According to the mobile app statistics, including the latest revenue and usage data – all of the above are generating more revenue, more growth and have more usage as mobile apps and/or mobile platforms.

Some of the biggest names in the internet are now mostly mobile.

And companies like Microsoft, Amazon and Yahoo all wish they were too.

Here is a snapshot of the largest social networks – by time spent via mobile or desktop.

20140403_Mobile_Social

And here is what Google web search is looking like:

120418

  • The majority of email in Gmail accounts is opened on mobile devices

Usage only tells part of the story

73% of Facebook’s ad revenues come from mobile – up from 14% 2 years ago.

Facebook-Mobile-MAUs-Ad-Revenues-Q12013-Q12015-Apr2015

In 8 quarters, Facebook went from barely addressing the advertising opportunities for their mobile users, to generating 73% of their ad revenues from mobile.

The macro perspective of the mobile advertising space

2013

20% of time spent in Mobile, 4% of ad spend (US only)

Internet Trends 2014 Slide 15 copy

 

2014

24% of time spent in Mobile, 8% of ad spend

Screen Shot 2015-06-05 at 10.29.18 AM

According to the above chart, mobile advertising spend doubled, and still couldn’t keep up with the increase in time spent in mobile.

The rise of messaging apps

You may be very aware of Whatsapp ($22b) and Snapchat ($19b), if not a daily user.

How about LINE ($10b), KakaoTalk ($2b), Tango ($1b) and WeChat owner Tencent ($100b).

Top-10-Fastest-Growing-Social-And-Messaging-App

 

This is all happening fast, and there are leaders and laggards.

It is time to add fuel to your mobile marketing investment!

What to watch for next

It sure looks like the Apple Watch will have its own app store.

Applinks/Deep Linking will continue to expand as Apple tries to increase the value of Spotlight Search and Siri, while Google tries to index the content in the app silo.

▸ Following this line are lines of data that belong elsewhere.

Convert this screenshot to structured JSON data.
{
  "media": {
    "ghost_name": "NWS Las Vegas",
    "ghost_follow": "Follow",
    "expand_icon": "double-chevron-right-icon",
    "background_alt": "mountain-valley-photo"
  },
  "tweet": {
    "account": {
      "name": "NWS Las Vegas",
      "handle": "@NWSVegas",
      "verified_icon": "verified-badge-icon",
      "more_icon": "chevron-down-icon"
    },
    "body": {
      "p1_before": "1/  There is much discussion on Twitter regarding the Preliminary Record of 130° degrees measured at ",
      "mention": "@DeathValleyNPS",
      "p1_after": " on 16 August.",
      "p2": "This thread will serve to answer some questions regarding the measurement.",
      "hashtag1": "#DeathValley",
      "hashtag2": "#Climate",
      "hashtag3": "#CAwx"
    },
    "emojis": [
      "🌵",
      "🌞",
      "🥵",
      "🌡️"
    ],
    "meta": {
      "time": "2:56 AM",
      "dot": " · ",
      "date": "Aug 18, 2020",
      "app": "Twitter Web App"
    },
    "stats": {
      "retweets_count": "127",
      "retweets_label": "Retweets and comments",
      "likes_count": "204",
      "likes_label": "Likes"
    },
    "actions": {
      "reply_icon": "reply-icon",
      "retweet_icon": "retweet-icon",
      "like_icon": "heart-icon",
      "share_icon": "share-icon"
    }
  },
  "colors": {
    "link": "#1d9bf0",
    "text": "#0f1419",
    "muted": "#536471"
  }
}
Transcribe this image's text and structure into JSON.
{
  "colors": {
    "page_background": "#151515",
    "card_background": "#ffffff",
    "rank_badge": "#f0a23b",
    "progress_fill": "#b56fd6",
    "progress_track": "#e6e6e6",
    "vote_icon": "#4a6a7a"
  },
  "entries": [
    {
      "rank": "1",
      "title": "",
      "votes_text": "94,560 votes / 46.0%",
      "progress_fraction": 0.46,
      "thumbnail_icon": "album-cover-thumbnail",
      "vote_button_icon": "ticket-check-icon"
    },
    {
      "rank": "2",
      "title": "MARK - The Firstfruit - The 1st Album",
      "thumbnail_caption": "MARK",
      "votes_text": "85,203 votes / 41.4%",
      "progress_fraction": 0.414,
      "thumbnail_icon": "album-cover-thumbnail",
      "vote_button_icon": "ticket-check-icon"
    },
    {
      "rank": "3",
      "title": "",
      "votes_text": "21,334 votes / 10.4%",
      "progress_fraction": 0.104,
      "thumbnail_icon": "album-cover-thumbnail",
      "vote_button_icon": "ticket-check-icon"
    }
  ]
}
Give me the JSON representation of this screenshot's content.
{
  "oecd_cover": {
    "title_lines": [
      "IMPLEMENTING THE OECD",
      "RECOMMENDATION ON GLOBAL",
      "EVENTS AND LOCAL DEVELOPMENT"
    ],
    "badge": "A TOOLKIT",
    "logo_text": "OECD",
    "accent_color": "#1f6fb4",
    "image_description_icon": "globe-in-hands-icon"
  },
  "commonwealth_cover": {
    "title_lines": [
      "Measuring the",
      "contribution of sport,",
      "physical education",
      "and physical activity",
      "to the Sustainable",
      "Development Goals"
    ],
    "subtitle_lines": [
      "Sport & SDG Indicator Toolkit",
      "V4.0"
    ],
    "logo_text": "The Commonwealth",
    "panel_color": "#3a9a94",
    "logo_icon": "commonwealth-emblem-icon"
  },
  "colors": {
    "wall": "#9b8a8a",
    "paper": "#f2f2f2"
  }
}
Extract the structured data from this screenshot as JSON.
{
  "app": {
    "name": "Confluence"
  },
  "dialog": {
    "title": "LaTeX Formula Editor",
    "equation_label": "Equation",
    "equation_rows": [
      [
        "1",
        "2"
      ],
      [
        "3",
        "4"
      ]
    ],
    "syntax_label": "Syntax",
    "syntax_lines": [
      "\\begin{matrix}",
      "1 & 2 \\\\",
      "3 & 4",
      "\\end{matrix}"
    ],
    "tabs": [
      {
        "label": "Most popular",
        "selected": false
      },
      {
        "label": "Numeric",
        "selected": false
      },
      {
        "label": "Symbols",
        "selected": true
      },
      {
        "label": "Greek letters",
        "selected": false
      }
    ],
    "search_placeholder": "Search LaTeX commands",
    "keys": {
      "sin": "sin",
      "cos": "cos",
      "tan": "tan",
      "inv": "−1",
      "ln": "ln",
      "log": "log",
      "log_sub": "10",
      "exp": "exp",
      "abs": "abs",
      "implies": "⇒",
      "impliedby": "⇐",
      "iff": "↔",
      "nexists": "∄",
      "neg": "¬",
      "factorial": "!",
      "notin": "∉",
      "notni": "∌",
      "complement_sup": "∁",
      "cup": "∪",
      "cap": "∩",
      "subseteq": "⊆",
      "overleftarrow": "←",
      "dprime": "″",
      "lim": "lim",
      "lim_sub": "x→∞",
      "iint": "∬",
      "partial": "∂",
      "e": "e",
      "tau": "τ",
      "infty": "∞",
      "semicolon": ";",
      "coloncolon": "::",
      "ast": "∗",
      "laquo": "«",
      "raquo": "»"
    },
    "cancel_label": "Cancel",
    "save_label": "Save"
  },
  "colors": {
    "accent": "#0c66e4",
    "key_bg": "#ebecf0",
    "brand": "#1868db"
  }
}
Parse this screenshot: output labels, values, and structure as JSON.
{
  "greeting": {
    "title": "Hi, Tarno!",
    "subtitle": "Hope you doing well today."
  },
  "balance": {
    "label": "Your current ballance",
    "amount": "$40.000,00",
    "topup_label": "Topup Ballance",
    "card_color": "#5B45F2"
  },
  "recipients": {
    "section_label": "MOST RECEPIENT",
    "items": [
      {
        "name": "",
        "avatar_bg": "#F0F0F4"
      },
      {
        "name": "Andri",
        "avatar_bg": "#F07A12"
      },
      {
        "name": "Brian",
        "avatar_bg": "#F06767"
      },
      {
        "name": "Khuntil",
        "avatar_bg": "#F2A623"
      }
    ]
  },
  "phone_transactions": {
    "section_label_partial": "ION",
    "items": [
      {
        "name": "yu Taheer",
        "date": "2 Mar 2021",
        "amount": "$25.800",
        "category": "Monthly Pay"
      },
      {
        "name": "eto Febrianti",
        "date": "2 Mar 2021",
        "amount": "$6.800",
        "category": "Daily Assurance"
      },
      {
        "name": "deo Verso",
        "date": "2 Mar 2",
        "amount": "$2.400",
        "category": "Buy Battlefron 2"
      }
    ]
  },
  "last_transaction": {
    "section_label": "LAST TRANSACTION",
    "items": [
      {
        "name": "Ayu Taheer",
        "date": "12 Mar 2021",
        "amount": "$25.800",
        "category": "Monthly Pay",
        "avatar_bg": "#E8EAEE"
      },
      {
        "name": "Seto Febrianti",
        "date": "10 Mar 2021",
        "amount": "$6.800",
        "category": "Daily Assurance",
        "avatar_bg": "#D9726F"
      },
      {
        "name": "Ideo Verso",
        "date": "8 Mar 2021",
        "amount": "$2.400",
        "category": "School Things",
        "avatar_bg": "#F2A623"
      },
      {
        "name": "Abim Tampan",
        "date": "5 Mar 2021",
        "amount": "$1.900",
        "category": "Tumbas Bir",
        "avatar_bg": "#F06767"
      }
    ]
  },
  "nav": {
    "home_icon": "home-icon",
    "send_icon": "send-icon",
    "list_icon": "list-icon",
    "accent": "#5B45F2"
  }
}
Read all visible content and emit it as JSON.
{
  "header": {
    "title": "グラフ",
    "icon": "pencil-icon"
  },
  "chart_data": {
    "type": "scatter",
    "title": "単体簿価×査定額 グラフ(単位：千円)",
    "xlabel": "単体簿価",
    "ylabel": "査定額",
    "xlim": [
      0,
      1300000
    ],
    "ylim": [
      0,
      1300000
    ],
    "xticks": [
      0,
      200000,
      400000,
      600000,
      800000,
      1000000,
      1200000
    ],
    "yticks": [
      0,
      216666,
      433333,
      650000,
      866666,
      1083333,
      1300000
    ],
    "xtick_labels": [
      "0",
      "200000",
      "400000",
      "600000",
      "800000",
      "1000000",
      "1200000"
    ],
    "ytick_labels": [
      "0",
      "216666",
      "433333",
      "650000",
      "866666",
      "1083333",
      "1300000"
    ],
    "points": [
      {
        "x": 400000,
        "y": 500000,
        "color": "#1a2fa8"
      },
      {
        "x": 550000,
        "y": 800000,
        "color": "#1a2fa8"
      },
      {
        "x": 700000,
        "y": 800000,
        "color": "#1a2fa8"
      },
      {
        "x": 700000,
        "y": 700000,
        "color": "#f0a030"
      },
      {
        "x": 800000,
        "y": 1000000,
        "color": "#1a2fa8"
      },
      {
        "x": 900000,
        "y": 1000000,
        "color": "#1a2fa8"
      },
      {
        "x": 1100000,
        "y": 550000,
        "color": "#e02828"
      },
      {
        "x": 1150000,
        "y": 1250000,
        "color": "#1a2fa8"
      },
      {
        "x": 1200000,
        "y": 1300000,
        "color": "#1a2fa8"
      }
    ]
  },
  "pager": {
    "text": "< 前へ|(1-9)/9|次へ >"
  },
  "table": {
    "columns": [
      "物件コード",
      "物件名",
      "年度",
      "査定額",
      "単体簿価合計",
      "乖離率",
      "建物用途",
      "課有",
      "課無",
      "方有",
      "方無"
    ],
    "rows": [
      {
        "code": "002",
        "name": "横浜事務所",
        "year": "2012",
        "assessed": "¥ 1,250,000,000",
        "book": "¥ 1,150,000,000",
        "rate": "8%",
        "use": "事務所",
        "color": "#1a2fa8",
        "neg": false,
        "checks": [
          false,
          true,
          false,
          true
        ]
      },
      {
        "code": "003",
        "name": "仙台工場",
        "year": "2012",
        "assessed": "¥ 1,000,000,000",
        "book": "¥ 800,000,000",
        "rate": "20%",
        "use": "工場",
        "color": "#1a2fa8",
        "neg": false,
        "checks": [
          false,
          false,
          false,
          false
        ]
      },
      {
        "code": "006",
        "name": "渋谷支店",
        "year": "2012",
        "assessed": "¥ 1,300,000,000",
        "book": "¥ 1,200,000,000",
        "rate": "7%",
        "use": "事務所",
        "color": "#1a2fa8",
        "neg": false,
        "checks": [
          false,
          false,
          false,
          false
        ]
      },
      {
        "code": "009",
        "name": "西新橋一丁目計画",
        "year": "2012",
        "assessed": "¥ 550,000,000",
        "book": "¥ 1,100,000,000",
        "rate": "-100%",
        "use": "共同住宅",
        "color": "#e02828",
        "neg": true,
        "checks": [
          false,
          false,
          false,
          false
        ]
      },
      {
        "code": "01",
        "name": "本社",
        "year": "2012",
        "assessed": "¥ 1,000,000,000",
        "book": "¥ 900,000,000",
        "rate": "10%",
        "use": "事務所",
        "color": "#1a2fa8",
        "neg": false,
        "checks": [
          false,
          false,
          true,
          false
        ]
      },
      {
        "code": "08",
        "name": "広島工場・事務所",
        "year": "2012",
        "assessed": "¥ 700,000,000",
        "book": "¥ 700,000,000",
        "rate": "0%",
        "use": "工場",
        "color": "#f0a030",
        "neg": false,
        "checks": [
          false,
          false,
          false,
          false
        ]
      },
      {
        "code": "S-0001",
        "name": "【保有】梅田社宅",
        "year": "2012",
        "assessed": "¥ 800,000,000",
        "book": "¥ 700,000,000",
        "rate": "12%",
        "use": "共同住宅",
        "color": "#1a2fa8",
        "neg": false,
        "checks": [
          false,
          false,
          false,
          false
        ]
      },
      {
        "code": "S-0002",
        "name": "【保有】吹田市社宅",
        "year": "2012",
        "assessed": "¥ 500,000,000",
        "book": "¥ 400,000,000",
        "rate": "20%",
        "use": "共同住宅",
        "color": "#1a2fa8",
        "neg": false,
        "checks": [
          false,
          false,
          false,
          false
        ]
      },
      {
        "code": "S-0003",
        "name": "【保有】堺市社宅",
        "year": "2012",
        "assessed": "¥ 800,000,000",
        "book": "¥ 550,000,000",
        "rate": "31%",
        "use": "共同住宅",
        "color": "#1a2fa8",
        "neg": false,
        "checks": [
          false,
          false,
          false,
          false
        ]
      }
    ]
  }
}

The list of mobile first businesses with $1b valuations continues to expand.